*Source material*
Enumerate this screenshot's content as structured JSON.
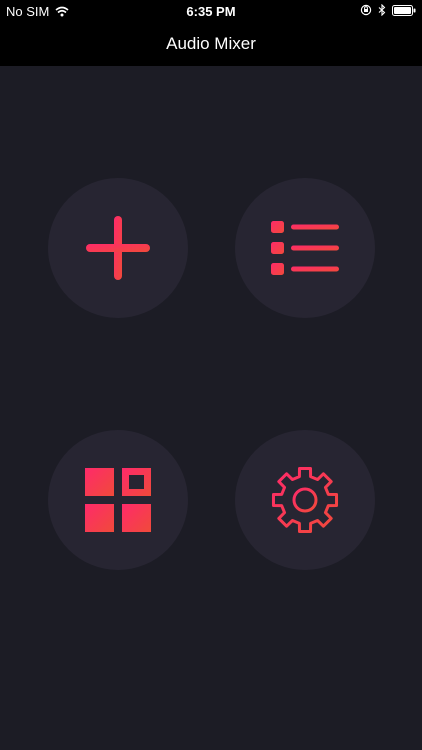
{
  "status_bar": {
    "carrier": "No SIM",
    "time": "6:35 PM",
    "icons": [
      "wifi-icon",
      "orientation-lock-icon",
      "bluetooth-icon",
      "battery-icon"
    ]
  },
  "nav": {
    "title": "Audio Mixer"
  },
  "buttons": [
    {
      "name": "add-button",
      "icon": "plus-icon"
    },
    {
      "name": "list-button",
      "icon": "list-icon"
    },
    {
      "name": "grid-button",
      "icon": "grid-icon"
    },
    {
      "name": "settings-button",
      "icon": "gear-icon"
    }
  ],
  "colors": {
    "background": "#1c1c25",
    "button_fill": "#272532",
    "accent_start": "#ff2a6a",
    "accent_end": "#f04a3a",
    "bar": "#000000"
  }
}
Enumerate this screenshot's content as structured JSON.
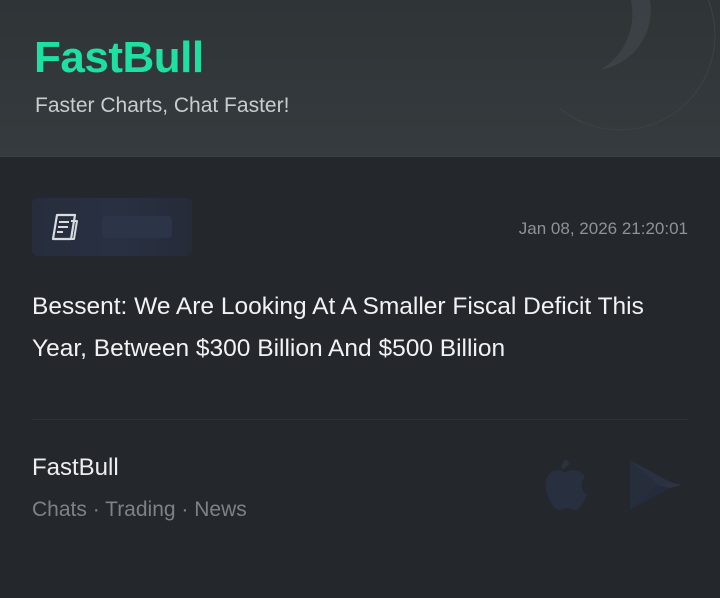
{
  "header": {
    "brand_name": "FastBull",
    "tagline": "Faster Charts, Chat Faster!",
    "accent_color": "#1ee0a1",
    "decoration_icon": "moon-arc-icon"
  },
  "article": {
    "category_icon": "news-document-icon",
    "timestamp": "Jan 08, 2026 21:20:01",
    "headline": "Bessent: We Are Looking At A Smaller Fiscal Deficit This Year, Between $300 Billion And $500 Billion"
  },
  "footer": {
    "title": "FastBull",
    "tags": "Chats · Trading · News",
    "icons": [
      "apple-store-icon",
      "google-play-icon"
    ]
  }
}
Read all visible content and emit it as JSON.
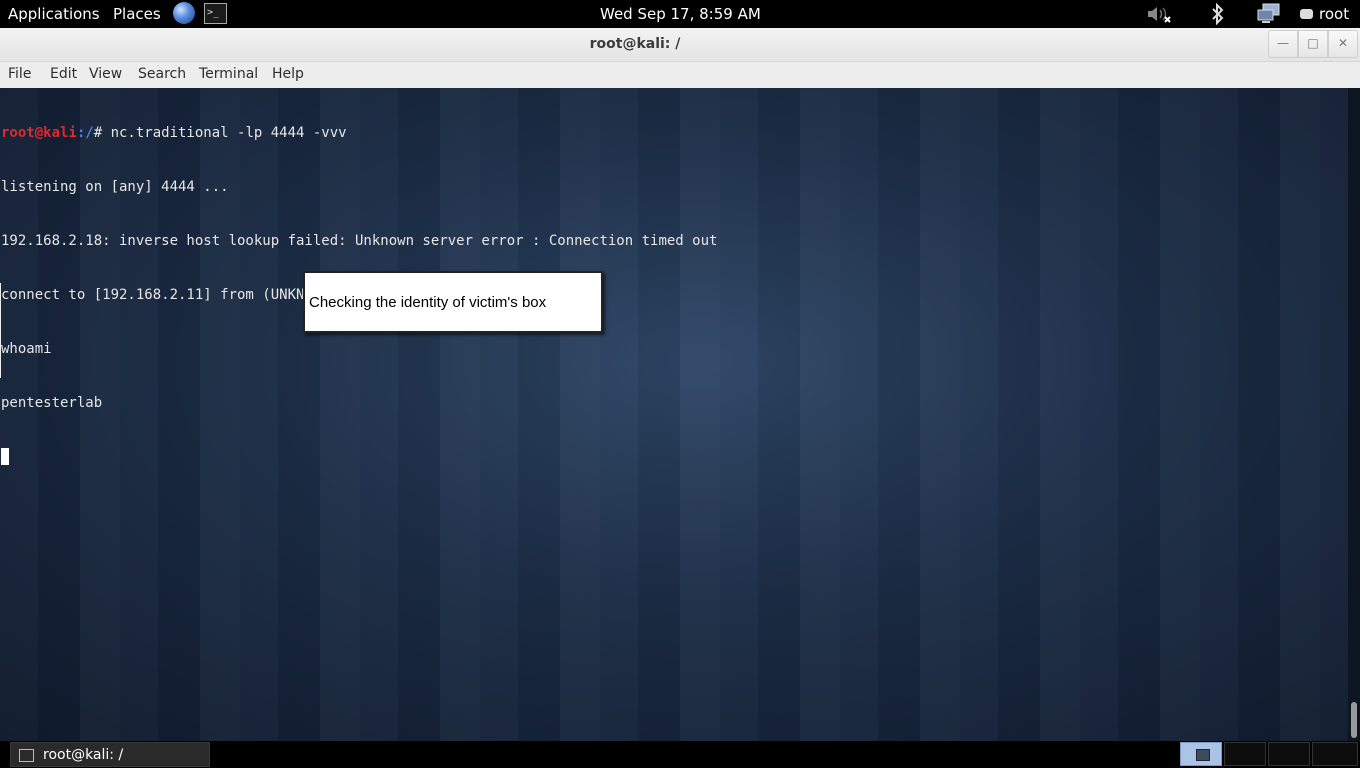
{
  "top_panel": {
    "applications_label": "Applications",
    "places_label": "Places",
    "clock": "Wed Sep 17,  8:59 AM",
    "user_label": "root"
  },
  "window": {
    "title": "root@kali: /",
    "menu": [
      "File",
      "Edit",
      "View",
      "Search",
      "Terminal",
      "Help"
    ]
  },
  "terminal": {
    "prompt_user": "root@kali",
    "prompt_path": ":/",
    "prompt_symbol": "# ",
    "command": "nc.traditional -lp 4444 -vvv",
    "output": [
      "listening on [any] 4444 ...",
      "192.168.2.18: inverse host lookup failed: Unknown server error : Connection timed out",
      "connect to [192.168.2.11] from (UNKNOWN) [192.168.2.18] 35628",
      "whoami",
      "pentesterlab"
    ]
  },
  "annotation": {
    "text": "Checking the identity of victim's box"
  },
  "taskbar": {
    "task_label": "root@kali: /"
  }
}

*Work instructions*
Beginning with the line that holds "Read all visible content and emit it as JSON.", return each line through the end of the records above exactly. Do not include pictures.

*Task result*
Read all visible content and emit it as JSON.
{
  "top_panel": {
    "applications_label": "Applications",
    "places_label": "Places",
    "clock": "Wed Sep 17,  8:59 AM",
    "user_label": "root"
  },
  "window": {
    "title": "root@kali: /",
    "menu": [
      "File",
      "Edit",
      "View",
      "Search",
      "Terminal",
      "Help"
    ]
  },
  "terminal": {
    "prompt_user": "root@kali",
    "prompt_path": ":/",
    "prompt_symbol": "# ",
    "command": "nc.traditional -lp 4444 -vvv",
    "output": [
      "listening on [any] 4444 ...",
      "192.168.2.18: inverse host lookup failed: Unknown server error : Connection timed out",
      "connect to [192.168.2.11] from (UNKNOWN) [192.168.2.18] 35628",
      "whoami",
      "pentesterlab"
    ]
  },
  "annotation": {
    "text": "Checking the identity of victim's box"
  },
  "taskbar": {
    "task_label": "root@kali: /"
  }
}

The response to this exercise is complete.